Work request:
Find the word "Show" in the data, then copy each line where it is found.

BEGIN

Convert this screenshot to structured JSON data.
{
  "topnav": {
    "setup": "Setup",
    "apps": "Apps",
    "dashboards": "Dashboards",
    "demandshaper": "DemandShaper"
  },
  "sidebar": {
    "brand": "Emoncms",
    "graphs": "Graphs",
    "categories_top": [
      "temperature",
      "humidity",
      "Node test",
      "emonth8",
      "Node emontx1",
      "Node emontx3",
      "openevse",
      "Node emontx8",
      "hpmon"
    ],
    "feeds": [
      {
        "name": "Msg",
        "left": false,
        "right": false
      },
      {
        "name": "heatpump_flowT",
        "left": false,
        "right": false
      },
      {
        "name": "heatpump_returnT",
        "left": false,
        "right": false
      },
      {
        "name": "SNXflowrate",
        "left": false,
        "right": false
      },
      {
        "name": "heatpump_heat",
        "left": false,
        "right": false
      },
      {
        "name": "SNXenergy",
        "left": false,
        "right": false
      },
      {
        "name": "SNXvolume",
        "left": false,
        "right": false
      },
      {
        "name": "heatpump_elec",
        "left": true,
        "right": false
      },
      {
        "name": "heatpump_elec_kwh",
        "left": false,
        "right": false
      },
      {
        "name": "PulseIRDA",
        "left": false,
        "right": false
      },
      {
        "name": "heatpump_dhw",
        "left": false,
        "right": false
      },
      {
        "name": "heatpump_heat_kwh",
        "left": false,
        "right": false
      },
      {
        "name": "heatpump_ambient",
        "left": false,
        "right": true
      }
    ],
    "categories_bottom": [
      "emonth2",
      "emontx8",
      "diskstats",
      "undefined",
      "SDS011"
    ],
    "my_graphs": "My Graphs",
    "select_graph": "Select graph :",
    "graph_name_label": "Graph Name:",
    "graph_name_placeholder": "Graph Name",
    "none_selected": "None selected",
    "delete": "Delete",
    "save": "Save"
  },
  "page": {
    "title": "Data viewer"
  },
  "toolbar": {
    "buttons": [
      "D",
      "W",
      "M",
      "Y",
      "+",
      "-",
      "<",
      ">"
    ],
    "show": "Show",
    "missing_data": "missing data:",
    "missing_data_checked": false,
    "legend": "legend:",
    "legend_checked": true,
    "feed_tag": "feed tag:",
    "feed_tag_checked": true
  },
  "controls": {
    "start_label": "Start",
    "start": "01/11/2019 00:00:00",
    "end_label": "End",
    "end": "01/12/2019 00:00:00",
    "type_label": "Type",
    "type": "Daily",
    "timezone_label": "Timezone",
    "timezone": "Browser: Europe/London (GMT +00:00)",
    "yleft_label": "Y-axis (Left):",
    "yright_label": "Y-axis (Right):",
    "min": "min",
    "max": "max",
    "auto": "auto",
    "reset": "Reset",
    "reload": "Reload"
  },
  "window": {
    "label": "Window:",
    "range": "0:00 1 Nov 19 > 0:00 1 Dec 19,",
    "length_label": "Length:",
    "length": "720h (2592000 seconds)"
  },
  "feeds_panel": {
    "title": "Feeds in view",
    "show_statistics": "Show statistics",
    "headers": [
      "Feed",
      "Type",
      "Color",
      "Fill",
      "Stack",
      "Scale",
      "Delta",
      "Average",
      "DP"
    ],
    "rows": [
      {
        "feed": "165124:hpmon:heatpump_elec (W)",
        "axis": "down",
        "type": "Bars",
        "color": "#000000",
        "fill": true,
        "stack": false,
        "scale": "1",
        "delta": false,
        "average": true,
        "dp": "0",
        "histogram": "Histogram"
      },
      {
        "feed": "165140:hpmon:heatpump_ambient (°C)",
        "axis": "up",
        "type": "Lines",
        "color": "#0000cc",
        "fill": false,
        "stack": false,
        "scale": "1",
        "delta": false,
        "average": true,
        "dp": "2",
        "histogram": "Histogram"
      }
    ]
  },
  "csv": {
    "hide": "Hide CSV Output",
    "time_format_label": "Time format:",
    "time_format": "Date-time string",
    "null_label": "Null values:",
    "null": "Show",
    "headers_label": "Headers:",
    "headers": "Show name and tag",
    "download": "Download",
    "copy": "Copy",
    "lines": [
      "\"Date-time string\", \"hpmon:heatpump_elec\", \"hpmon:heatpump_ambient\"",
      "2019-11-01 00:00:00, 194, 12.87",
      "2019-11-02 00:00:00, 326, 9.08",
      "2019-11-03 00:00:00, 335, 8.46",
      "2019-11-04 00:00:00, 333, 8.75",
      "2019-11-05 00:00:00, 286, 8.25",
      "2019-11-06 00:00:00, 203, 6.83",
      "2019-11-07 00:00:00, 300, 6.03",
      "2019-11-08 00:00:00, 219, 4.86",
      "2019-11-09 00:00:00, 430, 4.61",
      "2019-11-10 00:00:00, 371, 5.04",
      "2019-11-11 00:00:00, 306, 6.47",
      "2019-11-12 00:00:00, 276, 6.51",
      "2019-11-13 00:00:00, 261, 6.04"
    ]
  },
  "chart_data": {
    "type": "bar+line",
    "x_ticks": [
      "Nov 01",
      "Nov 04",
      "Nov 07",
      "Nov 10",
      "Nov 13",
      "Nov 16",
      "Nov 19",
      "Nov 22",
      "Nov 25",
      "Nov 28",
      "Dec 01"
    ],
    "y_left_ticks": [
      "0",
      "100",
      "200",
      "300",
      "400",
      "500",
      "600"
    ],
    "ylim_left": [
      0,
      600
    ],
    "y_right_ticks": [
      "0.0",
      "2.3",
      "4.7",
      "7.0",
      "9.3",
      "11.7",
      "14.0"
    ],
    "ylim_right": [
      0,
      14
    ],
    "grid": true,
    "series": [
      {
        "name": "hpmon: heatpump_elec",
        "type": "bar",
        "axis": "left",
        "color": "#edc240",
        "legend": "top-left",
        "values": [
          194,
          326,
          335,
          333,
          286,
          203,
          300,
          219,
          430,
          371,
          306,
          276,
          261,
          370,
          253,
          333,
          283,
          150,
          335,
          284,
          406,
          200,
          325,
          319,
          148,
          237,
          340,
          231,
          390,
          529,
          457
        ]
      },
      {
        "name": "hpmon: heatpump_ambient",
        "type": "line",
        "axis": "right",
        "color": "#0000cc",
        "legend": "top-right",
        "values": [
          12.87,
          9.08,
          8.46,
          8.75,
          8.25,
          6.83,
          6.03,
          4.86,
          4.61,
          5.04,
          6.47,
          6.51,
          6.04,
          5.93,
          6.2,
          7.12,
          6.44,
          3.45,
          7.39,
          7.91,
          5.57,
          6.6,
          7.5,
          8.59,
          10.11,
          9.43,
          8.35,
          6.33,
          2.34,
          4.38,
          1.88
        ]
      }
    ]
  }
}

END

Task solution:
    "show": "Show",
    "show_statistics": "Show statistics",
    "null": "Show",
    "headers": "Show name and tag",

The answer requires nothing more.